‘Don’t let your guard down’: Bysiewicz touts anti-virus progress at Milford COVID test center

MILFORD — With COVID-19 vaccinations ramping up across the state, testing remains one of the most potent weapons against the spread of the virus, Lt. Gov. Susan Bysiewicz said.

Bysiewicz visited the Community Health Center Inc. test facility at the Connecticut Post mall Monday, along with State Sen. James Maroney, retiring Rep. Kim Rose and Milford Mayor Benjamin Blake. The center is open from 10 a.m. to 2 p.m. Monday to Thursday and provides free tests on a walk-in or drive-in basis.

Even with more people getting vaccinated — 57,727 as of last week — Bysiewicz said the infection rate, which is around 7 percent, continues to climb.

“We’re trying to keep the rate as low as possible,” she said. “Don’t let your guard down.”

Health officials are predicting a rise in infection rates in the coming weeks due to the number of families that hosted holiday gatherings, against state health recommendations.

“The prediction is because of social activities around Christmas and the holidays, by mid-January, we’ll see a peak in the infection rate,” she said. “Now is the time we want to encourage people to be tested, even if you’re not having any symptoms. You can be asymptomatic and still be a carrier.”

Amy Taylor, vice president of the Community Health Center’s western region, said the group has seen a “tremendous increase” in the number of people seeking tests after the holidays. Demand has been so great, she said, that the center is using about 75 members of the state National Guard to speed the process.

“Without that support, we would not have the necessary people to staff our test centers,” she said.

According to Taylor, the location is administering about 300 tests per day, and looking to expand its hours to meet the demand. The Milford location is one of 18 that the center is operating in the state, in addition to mobile testing teams that travel to places like senior centers, homeless shelters and soup kitchens. Community Health Center is conducting about 10 percent of all the COVID tests in Connecticut, she said.

Opening a new location in Milford was important, Bysiewicz said, because New Haven County has the second-highest COVID infection rate in the state, behind Hartford County.

Blake agreed, calling the new test center “a huge resource for the community.”

Rose expressed her pride in Connecticut’s efforts to distribute the vaccine, which is among the best in the country. She also praised the state’s testing efforts.

“The No. 1 question I get asked by family members and constituents is, ‘How do I get tested?’” she said. “Now we have this area here.
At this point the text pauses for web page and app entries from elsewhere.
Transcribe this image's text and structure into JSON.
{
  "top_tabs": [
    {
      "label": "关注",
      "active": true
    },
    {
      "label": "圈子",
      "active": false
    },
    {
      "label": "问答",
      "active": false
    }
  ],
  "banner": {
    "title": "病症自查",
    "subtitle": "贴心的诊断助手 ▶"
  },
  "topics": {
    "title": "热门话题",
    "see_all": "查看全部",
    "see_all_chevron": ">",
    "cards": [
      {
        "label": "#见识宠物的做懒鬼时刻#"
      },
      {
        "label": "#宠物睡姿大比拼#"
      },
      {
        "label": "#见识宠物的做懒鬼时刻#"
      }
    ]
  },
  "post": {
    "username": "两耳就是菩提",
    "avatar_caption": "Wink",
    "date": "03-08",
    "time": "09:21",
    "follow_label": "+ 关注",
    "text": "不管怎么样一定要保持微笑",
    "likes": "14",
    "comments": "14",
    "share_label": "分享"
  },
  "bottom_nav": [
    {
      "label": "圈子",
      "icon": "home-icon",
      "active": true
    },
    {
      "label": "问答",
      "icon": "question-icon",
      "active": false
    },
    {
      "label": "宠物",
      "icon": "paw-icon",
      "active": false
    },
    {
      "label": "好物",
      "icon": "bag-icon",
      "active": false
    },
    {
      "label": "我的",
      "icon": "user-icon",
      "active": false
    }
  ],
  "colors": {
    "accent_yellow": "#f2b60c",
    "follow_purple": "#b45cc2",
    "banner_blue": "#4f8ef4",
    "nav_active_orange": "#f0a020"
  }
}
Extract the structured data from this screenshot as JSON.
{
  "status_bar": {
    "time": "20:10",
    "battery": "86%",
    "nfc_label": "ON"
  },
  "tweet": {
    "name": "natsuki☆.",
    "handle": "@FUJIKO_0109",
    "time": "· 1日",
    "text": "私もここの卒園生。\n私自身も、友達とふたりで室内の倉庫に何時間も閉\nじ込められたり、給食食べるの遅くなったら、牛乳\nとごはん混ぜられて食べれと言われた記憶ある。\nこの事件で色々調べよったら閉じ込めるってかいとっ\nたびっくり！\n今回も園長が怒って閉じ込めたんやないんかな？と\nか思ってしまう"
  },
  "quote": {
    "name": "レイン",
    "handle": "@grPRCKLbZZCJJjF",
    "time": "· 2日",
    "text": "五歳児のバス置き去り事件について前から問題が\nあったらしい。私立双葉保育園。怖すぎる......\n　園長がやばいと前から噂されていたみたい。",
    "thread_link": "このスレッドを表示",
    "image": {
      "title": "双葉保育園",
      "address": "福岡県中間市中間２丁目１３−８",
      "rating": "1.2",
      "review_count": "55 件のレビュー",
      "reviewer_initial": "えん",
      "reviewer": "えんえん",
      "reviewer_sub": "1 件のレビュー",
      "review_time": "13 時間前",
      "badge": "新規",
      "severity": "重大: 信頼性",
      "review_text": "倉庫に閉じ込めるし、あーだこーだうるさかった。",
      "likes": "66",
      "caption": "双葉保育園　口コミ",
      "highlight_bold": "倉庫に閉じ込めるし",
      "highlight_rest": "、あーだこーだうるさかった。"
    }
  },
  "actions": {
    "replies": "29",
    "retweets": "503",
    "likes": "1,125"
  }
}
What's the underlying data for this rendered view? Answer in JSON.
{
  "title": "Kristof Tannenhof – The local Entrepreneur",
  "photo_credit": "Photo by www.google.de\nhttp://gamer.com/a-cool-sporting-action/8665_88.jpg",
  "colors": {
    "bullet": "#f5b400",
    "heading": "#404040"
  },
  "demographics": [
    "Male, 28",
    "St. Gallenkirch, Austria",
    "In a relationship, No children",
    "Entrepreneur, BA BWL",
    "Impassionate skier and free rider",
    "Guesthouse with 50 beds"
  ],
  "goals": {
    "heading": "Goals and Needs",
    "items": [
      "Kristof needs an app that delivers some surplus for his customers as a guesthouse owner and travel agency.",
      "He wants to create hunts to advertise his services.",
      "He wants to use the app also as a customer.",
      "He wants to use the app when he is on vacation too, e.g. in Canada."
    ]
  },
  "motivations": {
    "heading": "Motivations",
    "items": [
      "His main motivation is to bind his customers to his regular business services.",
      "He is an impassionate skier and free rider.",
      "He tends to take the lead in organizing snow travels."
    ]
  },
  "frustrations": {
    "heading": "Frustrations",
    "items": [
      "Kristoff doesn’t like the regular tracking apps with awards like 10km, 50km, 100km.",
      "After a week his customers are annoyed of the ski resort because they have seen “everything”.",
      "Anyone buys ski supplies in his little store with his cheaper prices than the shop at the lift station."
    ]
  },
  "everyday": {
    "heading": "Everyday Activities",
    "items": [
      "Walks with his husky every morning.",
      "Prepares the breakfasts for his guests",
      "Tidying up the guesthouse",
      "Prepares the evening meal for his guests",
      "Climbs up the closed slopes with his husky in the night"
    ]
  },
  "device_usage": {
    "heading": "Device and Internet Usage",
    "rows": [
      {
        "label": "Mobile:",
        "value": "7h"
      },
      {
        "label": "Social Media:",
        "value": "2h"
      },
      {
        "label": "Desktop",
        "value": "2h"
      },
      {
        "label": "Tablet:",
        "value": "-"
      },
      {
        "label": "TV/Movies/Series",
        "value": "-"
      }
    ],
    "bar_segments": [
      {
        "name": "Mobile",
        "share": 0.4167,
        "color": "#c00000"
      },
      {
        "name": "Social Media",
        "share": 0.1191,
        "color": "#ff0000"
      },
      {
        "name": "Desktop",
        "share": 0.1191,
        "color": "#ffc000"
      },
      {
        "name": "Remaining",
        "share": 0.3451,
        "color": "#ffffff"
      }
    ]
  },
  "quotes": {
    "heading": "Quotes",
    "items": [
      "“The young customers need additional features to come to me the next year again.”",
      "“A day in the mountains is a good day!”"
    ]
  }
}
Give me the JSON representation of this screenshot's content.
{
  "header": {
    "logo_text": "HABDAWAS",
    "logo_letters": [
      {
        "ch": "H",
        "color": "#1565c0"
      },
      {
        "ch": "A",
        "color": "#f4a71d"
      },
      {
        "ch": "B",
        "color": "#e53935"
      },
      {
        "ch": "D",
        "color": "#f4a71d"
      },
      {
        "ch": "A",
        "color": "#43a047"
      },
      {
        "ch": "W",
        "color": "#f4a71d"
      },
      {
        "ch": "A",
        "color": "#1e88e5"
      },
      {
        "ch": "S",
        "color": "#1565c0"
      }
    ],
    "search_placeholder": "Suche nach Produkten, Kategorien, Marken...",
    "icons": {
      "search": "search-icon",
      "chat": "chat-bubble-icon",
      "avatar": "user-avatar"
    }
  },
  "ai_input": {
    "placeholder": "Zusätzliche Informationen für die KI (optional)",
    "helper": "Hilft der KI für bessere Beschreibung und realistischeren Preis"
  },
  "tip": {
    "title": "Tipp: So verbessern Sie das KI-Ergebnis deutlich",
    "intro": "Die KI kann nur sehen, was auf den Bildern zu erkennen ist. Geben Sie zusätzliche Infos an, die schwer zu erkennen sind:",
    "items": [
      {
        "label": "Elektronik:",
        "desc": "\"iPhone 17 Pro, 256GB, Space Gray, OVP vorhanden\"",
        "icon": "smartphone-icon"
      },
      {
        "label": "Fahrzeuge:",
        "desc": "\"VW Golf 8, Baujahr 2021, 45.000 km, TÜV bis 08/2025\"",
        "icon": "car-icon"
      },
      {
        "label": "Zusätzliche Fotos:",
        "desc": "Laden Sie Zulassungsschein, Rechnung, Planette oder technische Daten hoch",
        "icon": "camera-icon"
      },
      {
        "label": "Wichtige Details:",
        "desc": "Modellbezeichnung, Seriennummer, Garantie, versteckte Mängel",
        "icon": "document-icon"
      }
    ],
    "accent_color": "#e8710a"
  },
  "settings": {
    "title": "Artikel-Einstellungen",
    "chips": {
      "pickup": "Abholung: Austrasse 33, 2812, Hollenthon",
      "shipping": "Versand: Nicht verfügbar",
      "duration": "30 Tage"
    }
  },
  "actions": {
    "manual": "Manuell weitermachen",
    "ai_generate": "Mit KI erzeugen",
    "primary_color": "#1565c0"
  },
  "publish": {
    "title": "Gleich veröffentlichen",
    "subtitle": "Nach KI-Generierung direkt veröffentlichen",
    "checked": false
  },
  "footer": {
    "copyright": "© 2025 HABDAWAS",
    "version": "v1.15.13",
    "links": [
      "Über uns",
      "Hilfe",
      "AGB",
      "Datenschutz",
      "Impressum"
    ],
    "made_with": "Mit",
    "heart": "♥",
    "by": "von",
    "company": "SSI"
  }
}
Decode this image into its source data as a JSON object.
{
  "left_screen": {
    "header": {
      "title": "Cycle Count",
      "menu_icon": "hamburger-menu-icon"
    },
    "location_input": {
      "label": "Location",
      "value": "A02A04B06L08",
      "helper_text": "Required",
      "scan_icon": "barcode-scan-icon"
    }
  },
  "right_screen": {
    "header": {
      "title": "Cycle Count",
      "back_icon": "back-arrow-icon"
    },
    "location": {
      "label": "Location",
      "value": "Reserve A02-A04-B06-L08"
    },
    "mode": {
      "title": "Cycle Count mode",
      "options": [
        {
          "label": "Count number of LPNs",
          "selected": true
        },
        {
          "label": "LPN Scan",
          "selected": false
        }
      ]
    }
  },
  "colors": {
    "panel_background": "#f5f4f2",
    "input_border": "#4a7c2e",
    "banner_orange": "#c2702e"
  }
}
Just come on down.”

While the state’s ongoing efforts to vaccinate nursing home residents and essential workers in Phase 1A, which includes first responders and other health care workers, social distancing, mask wearing and hand washing remain critical, Bysiewicz said.

“Don’t let your guard down, even if you have been vaccinated,” she said.